Sustainable Procurement in Birmingham

Hasan Wazir joined Birmingham City Council in 2007 and has worked on a wide variety of projects and programmes across the City. He is currently working in the Sustainability Team where he has responsibility for a number of Public Procurement of Innovation projects.

How is the City of Birmingham implementing sustainable procurement?

Birmingham is the second largest city in the UK and has the youngest population of any city in Europe. It’s also one of the greenest cities in the UK and in Europe, thanks to its 571 parks. Sustainability has been a key issue for the City for a number of years and we recognise sustainable procurement as a powerful tool to move towards a more low carbon and resource efficient society. The city has significant buying power: our annual procurement budget is approximately £2billion. By taking social and environmental factors into consideration – alongside financial ones – in our purchasing practices, we are using procurement as a mechanism to push towards sustainable development.

We are currently updating our Sustainable Procurement Strategy. There are around 25 qualified procurement professionals working in the council. A Green Commission was set up as a collaborative structure in the area of procurement and energy.

Sustainable procurement is also supported through the Birmingham Business Charter for Social Responsibility, by ensuring all contractors working for the City Council have considered sustainability as a bare minimum. One of the Charter’s six principles is ‘Green & Sustainable’, looking at how organisations aim to protect the environment, minimise waste and energy consumption, and use other resources efficiently. This amongst other tools will help us measure our impact on the environmental, social and economic indicators for the City.

Birmingham is more and more committed to sustainable procurement and we are trying to make as much progress as possible. This is why we have also joined the Procura+ European Sustainable Procurement Network, to exchange with other cities, discuss ideas, learn from others and share our experiences.

Are you also using procurement of innovation?

Birmingham is involved in a number of public procurement of innovation (PPI) projects in order to stimulate innovation. By acting as a launch customer, we boost new markets. We have been one of the cities in the Smart Procurement European Alliance (SPEA) project that promotes the procurement of innovative solutions in municipal buildings.

Birmingham is co-ordinating the CEPPI project, which aims to demonstrate how European cities can achieve energy-related objectives through strategic use of public procurement and specifically through adoption of proven innovation procurement methods.

Can you explain more about the CEPPI project and its expected outcomes?
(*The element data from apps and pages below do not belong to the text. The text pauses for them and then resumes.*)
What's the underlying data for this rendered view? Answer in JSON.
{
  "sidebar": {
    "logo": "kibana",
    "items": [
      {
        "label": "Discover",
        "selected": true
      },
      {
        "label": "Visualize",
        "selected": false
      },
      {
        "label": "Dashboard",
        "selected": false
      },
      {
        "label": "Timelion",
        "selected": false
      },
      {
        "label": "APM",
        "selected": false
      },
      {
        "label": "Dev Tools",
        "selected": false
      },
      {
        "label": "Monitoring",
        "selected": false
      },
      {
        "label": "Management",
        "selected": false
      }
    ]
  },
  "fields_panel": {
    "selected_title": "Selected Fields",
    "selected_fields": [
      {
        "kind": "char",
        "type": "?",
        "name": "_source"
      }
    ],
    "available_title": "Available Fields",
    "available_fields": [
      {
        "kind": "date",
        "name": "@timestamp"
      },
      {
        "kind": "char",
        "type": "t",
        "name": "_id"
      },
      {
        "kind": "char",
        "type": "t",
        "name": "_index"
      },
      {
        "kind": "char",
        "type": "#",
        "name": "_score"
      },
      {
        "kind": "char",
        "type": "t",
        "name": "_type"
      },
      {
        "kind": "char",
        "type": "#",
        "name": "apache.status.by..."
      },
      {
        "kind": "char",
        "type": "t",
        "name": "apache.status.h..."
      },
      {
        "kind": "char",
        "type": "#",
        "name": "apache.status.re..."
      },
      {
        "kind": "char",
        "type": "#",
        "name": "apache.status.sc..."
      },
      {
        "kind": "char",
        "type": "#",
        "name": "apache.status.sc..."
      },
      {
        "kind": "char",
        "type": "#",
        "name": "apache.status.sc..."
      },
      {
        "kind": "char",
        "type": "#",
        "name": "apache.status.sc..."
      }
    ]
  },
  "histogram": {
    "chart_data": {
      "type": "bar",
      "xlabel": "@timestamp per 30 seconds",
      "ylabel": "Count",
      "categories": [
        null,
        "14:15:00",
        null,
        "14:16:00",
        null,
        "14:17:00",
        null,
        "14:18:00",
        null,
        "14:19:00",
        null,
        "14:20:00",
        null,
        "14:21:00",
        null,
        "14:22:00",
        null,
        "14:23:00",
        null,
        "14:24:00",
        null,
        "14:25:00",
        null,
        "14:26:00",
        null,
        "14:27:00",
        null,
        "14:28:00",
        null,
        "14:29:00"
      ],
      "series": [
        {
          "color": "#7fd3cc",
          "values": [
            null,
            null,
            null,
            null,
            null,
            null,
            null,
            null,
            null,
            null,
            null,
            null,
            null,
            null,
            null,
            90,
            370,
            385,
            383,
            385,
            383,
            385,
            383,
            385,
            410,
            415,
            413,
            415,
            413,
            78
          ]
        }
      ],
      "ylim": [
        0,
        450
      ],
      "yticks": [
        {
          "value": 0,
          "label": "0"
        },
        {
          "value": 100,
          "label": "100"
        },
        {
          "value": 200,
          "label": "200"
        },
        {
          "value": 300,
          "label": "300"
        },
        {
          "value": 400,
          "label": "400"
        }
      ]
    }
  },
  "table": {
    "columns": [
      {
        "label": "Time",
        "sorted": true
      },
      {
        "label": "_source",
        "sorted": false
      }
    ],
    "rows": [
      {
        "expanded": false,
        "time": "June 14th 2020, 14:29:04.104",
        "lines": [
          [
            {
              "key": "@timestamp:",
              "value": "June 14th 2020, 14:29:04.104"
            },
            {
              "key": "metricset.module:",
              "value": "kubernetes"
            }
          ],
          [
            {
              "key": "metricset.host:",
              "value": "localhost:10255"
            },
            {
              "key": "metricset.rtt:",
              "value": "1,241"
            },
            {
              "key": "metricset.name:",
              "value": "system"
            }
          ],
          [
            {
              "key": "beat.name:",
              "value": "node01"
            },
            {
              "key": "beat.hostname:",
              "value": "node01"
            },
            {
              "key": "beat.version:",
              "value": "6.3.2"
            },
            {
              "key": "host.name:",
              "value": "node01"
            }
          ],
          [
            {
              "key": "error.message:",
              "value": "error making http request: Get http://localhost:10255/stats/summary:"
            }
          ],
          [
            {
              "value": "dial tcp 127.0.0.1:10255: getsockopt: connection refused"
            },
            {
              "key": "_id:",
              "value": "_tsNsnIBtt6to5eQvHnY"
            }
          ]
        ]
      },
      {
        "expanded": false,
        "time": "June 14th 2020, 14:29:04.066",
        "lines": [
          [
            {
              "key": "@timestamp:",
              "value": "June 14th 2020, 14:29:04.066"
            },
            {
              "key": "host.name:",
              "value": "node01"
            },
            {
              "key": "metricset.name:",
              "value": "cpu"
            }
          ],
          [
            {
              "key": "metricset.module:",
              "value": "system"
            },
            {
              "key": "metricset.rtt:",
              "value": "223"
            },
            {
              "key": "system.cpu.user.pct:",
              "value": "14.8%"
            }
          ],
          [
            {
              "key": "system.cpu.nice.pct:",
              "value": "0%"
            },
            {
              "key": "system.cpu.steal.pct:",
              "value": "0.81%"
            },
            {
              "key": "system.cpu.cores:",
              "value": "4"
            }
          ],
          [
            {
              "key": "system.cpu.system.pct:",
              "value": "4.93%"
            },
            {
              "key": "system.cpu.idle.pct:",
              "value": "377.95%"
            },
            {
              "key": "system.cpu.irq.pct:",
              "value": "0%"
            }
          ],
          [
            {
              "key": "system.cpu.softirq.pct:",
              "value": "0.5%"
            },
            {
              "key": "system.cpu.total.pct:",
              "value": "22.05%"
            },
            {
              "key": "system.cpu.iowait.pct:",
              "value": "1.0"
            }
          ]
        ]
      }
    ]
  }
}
Coordinated Energy Related Public Procurement of Innovation Action for Cities, more commonly known as CEPPI, is a three-year H2020 funded programme which began in April 2015. The five cities involved in the project are Birmingham (UK), Budapest (Hungary), Castelló & Valencia (Spain) and Wrocław (Poland). The cities will intervene in scheduled public tenders to achieve a more sustainable energy outcome. Our concrete objective is to save at least 33 GWh/year. Other expected outcomes are to increase the production of renewable energy, to create a market for innovative energy goods and services, to build capacities in smart, sustainable and innovation procurement, and to inform other public organisations in the CEPPI cities or regions so that they can replicate the actions and outcomes.
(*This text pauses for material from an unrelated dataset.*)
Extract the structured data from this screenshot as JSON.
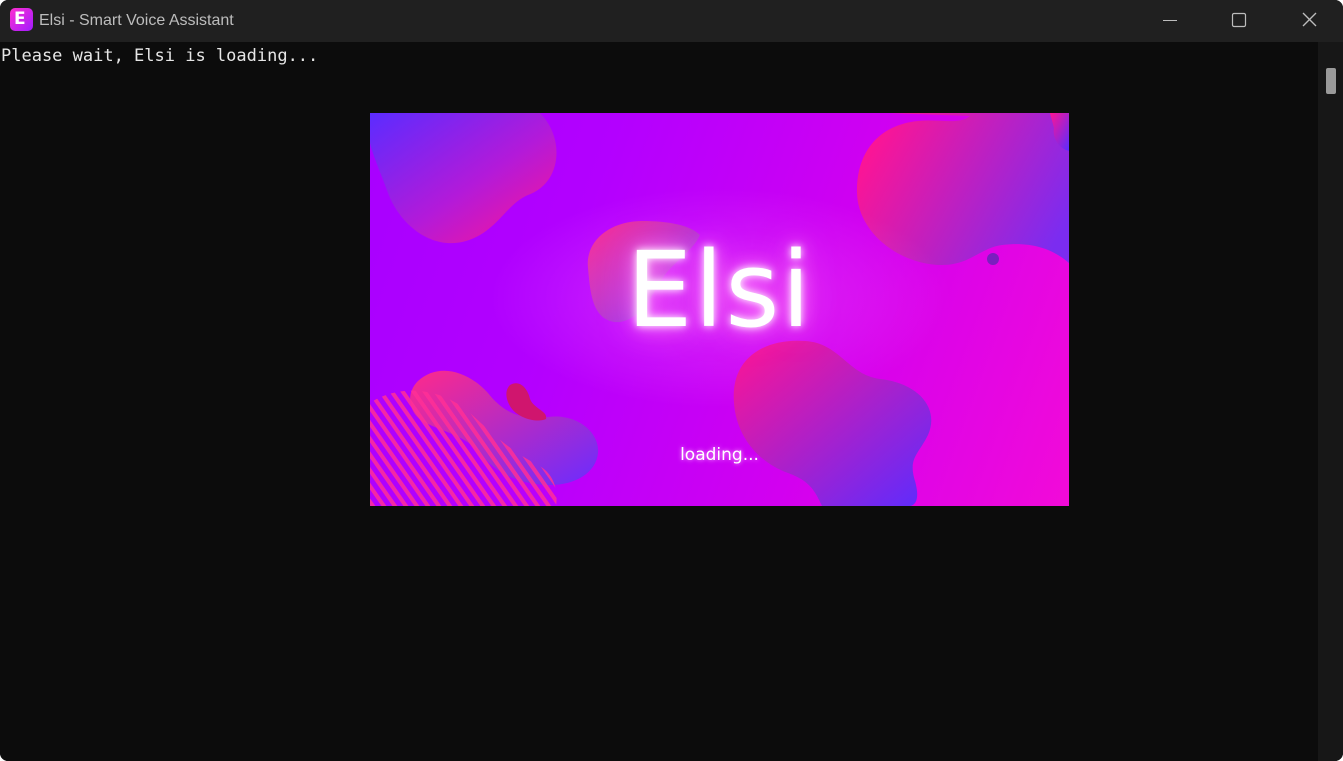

What steps have you taken so far?

The cities have undertaken a Public Procurement of Innovation Gap Analysis to assess our current and potential capacity for PPI. This analysis will help in deciding which support actions can better contribute to our goals. The expert partners in the consortium – Jera Consulting, Optimat, Steinbeis-Trasferzentrum EGS and ICLEI European Secretariat – will deliver these trainings and guidance. By doing the analysis, we identified our strengths and weaknesses relating to PPI and set baselines for improvement
Another step taken has been the identification of energy hotspots, that is, product and service sectors where PPI has significant potential to save energy. The energy opportunity reports highlighted a well-developed range of supporting policies and strategies already in place at the City level of the five CEPPI cities. These focused on low carbon, energy efficiency and renewable energy, very much aligned with the EU 2020 climate and energy agenda.

Cities have also shortlisted some upcoming tenders in which PPI could be potentially introduced.

What possible areas of PPI intervention have been identified?

Street lighting looks like an area of interest for most of the cities, including Budapest and Wrocław who are exploring optimum ways to reduce light pollution whilst ensuring safe and well lit urban areas. Birmingham City Council might likely intervene in procurement related to its waste strategy and Multi-Function Devices contracts. Castelló will introduce PPI recommendations in its copiers and prints’ tenders. Valencia will focus on the fountain systems and the sports centres.

What are the main challenges of the CEPPI project?

The main challenge for the CEPPI project is to leave a lasting legacy which will enable Cities to incorporate PPI methodologies/ principles as standard working practices. This will require a significant level of work to move individuals/departments away from their usual modus operandi to a situation where they fully appreciate and realise the benefits of PPI. We are hoping that by intervening in real public tenders with expert involvement supporting, the procurers and commissioners coupled with bespoke PPI training sessions, will create a strong foundation which the Cities can then build upon.